(27 June 2014) Months of cost-containment efforts, aimed at restoring Brock’s financial health, helped the University get its 2013-14 funding deficit down to $765,000 — much less than the $14.5-million shortfall original budgeted.
People all across the Brock community deserve the credit for working together to shrink the deficit.
At its annual meeting on June 26, Brock’s Board of trustees approved the final audited financial statements for 2013-14 that showed a $6.5-million surplus for the year.
The difference between the $765,000 deficit and the $6.5-million surplus comes down to the difference between cash accounting and accrual accounting. To learn more about the difference, see the 2014-15 Brock Budget Book. While the accrual accounting result is positive, Brock manages to the funding budget, as it represents the structural cash requirements of the University to pay the bills. What this means is Brock’s structural cash flow is still running a deficit.

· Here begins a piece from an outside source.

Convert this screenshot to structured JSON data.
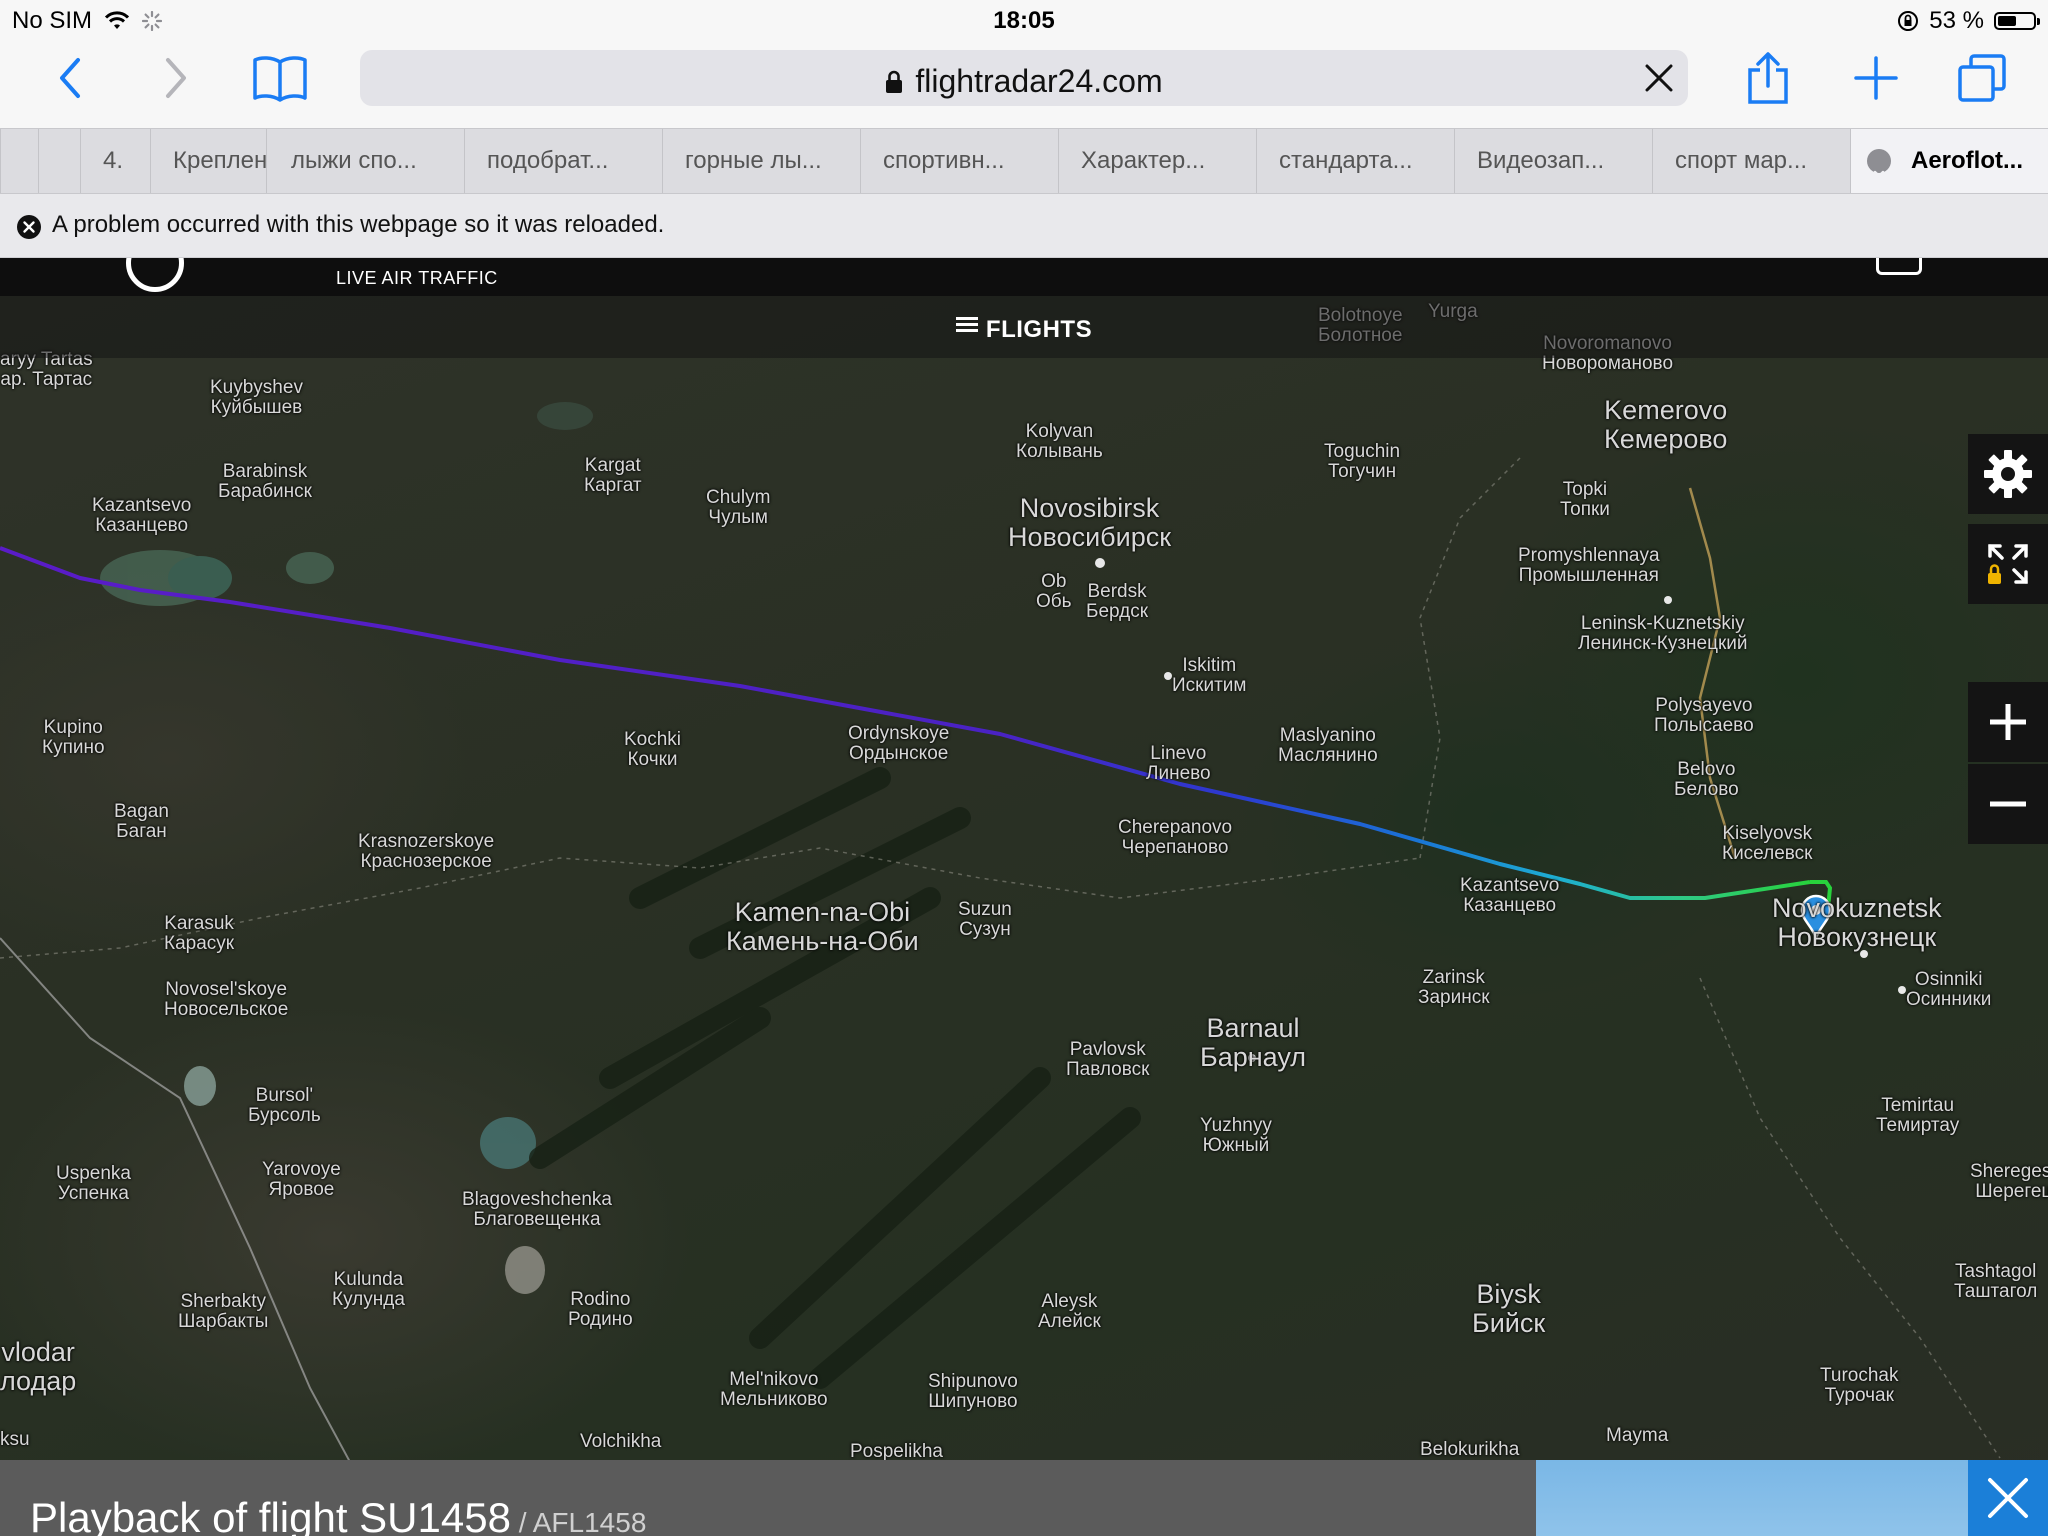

The University — which still has $41-million in accumulated deficits and $135-million in external debt obligations — is looking at another year with a funding shortfall.
At its June 26 meeting the Board also approved the 2014-15 funding budget with a $3.2-million deficit. The Board’s approval was conditional on the deficit being eliminated in-year, through mitigation efforts that include continuing the six-month hiring delay.
The $3.2-million deficit figure for 2014-15 does not include any cost increases resulting from collective bargaining. There are three collective agreements being negotiated this year, the largest being with the Faculty Association.
Brian Hutchings, Vice-President, Finance and Administration, said “The Brock community has pulled together on this budget challenge. After we explained the situation, and held the (April 9) Town Hall meeting, we had a lot of great input. Brock people assessed the situation for themselves, and many had sensible responses. They became part of the solution, accepting change and finding efficiencies, all for the greater good.
“We are not out of the woods. Brock has a large deficit and a debt load, and several years of hard work ahead of us to make the university strong and in control of its future. But when everyone joins in, we will get there.”